TASK REQUIREMENTS ▸ Each line of the records below that holds "accent" should be copied out.

SUPPLIED ENTRIES ▸
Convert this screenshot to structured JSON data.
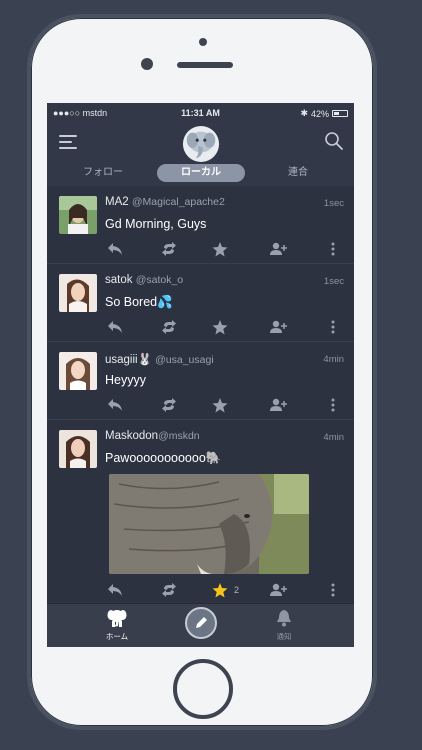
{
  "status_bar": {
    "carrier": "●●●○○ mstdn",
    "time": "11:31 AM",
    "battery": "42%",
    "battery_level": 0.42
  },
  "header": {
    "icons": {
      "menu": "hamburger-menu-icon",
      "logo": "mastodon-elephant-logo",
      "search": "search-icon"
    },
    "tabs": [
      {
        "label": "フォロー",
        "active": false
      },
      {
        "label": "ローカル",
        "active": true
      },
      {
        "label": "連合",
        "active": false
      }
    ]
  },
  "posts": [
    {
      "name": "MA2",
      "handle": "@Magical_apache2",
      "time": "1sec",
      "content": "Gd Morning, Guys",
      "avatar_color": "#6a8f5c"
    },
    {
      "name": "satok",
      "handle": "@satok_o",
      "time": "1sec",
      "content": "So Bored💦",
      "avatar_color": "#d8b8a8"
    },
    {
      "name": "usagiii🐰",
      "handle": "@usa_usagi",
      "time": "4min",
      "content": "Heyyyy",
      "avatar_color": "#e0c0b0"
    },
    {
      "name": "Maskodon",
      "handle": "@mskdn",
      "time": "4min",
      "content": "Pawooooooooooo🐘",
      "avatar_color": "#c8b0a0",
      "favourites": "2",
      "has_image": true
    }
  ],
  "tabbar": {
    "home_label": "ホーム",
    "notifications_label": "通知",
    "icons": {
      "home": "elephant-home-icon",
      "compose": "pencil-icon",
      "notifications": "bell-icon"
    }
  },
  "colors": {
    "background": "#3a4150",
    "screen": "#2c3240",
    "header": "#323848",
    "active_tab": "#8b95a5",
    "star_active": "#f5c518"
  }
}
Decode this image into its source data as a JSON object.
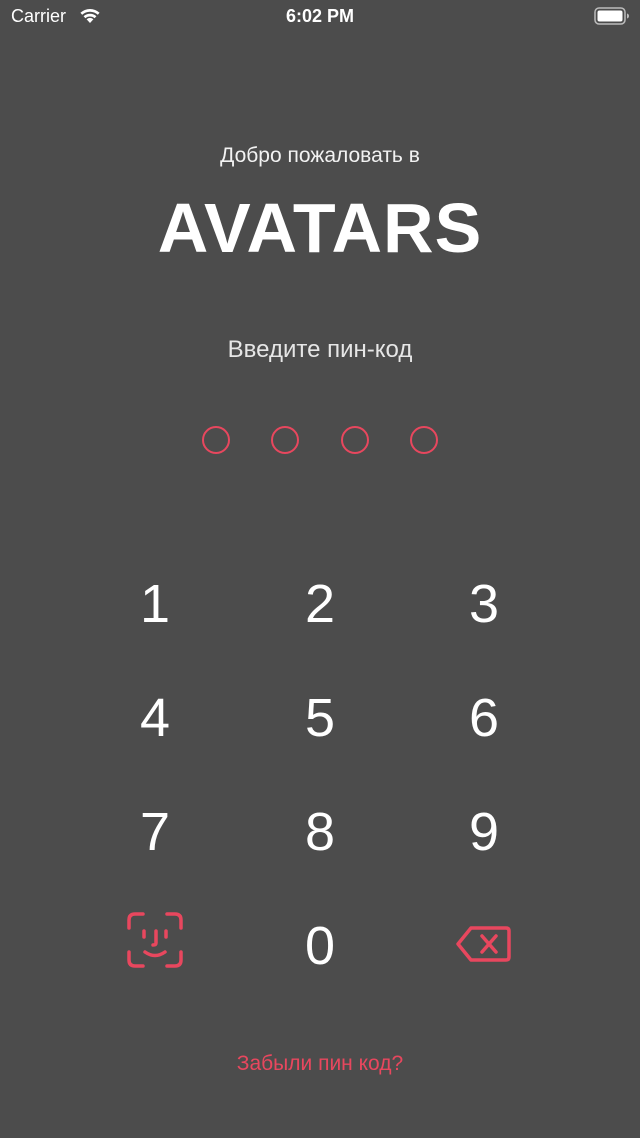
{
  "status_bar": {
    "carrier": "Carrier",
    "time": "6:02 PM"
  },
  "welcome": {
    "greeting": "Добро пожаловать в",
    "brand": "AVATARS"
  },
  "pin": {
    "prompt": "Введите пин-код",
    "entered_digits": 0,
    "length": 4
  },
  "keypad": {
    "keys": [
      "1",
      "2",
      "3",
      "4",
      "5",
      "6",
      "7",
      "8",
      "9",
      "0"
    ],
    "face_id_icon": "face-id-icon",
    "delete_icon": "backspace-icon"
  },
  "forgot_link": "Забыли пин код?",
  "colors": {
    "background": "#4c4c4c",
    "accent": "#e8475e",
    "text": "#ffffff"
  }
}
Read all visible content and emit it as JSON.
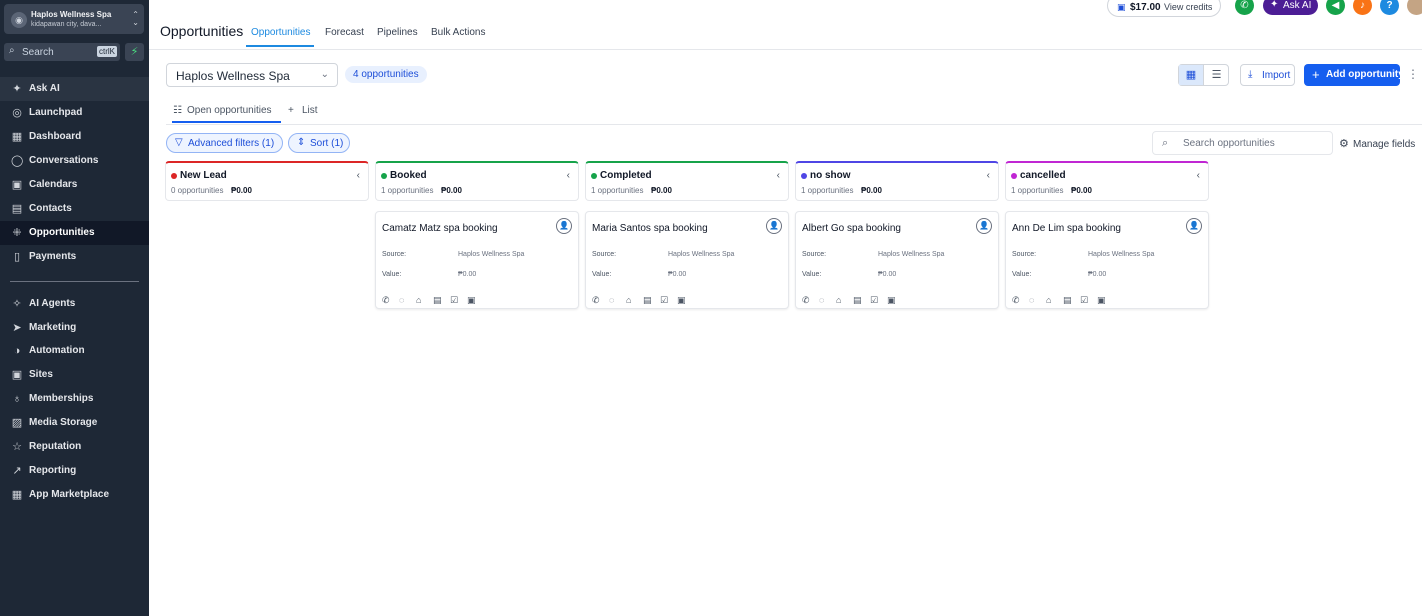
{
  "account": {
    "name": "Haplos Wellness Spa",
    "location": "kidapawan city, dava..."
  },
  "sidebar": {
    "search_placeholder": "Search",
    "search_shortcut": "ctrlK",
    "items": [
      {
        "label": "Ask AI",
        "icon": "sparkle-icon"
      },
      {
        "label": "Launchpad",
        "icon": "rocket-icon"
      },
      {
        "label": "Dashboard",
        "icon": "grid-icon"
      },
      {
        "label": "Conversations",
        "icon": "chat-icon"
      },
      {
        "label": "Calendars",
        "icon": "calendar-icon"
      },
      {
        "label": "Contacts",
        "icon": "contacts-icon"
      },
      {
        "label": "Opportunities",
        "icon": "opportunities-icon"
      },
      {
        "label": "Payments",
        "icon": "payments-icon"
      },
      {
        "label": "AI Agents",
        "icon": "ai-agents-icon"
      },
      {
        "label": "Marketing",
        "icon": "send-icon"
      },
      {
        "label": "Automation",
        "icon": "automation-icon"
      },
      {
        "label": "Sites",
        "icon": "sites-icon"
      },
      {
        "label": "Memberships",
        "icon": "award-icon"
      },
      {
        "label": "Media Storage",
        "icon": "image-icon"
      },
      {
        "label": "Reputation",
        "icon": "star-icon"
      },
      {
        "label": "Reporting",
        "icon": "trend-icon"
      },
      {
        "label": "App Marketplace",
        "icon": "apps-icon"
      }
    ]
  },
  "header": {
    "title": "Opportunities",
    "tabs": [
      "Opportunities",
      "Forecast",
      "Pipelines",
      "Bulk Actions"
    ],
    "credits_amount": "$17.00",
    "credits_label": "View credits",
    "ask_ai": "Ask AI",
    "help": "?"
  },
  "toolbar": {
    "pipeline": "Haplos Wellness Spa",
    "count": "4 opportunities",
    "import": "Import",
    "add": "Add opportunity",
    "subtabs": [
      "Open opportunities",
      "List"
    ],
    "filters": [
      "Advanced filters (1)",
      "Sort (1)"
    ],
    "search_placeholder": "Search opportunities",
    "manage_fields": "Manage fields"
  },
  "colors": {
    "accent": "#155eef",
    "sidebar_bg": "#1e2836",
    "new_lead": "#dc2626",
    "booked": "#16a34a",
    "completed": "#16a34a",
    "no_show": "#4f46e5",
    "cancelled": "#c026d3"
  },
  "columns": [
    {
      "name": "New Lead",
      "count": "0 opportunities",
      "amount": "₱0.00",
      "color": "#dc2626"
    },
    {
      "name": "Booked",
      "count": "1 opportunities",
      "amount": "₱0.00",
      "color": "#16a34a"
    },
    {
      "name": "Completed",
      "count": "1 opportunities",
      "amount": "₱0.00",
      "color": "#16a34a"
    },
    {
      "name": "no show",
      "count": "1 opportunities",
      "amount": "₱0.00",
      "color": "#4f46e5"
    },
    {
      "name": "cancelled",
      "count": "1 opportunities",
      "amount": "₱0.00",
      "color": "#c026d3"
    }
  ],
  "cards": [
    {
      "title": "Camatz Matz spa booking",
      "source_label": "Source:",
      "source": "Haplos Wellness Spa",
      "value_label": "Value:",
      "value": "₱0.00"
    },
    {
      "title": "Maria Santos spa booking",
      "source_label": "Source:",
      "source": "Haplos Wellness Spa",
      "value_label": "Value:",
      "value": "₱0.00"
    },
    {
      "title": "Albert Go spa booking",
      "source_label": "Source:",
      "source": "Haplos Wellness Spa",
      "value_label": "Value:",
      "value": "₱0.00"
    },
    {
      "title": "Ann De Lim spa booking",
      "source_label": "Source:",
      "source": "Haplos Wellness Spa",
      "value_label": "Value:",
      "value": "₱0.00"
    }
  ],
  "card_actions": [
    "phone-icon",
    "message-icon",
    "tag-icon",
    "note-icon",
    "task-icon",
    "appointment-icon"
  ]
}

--

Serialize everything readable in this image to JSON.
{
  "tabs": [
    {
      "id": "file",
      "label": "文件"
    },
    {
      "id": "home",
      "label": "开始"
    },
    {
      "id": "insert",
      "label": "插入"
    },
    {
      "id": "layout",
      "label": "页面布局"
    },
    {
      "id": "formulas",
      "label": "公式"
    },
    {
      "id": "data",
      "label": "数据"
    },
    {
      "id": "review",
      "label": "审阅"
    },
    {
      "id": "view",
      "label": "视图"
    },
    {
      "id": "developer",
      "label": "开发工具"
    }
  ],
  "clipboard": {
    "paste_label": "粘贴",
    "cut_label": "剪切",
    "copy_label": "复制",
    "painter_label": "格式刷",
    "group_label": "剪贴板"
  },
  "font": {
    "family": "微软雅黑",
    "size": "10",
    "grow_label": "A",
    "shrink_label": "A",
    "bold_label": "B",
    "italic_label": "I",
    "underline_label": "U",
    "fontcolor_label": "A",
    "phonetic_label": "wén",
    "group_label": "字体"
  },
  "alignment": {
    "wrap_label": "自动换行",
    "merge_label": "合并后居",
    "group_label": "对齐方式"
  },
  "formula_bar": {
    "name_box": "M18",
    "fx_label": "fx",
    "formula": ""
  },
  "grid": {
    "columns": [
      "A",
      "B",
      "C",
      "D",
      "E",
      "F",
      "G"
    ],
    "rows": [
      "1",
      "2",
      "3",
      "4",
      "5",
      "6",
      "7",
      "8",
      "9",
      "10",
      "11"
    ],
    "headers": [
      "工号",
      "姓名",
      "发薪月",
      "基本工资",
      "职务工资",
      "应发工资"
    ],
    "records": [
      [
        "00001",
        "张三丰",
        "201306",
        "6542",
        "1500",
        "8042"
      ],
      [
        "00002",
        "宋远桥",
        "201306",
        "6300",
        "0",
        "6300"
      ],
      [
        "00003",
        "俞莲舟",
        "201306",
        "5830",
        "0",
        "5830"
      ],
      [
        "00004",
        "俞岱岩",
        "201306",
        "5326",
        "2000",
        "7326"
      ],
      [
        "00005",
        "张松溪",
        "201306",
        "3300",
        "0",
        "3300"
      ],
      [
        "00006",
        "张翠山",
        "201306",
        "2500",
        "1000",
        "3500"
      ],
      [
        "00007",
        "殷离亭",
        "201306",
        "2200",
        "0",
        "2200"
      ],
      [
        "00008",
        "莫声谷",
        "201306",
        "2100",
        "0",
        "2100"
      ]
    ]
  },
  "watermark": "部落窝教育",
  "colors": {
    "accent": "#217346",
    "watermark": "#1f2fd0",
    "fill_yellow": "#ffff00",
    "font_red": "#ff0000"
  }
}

WRITTEN RESPONSE ▸
    "accent": "#e8475e",
    "accent": "#155eef",
    "accent": "#217346",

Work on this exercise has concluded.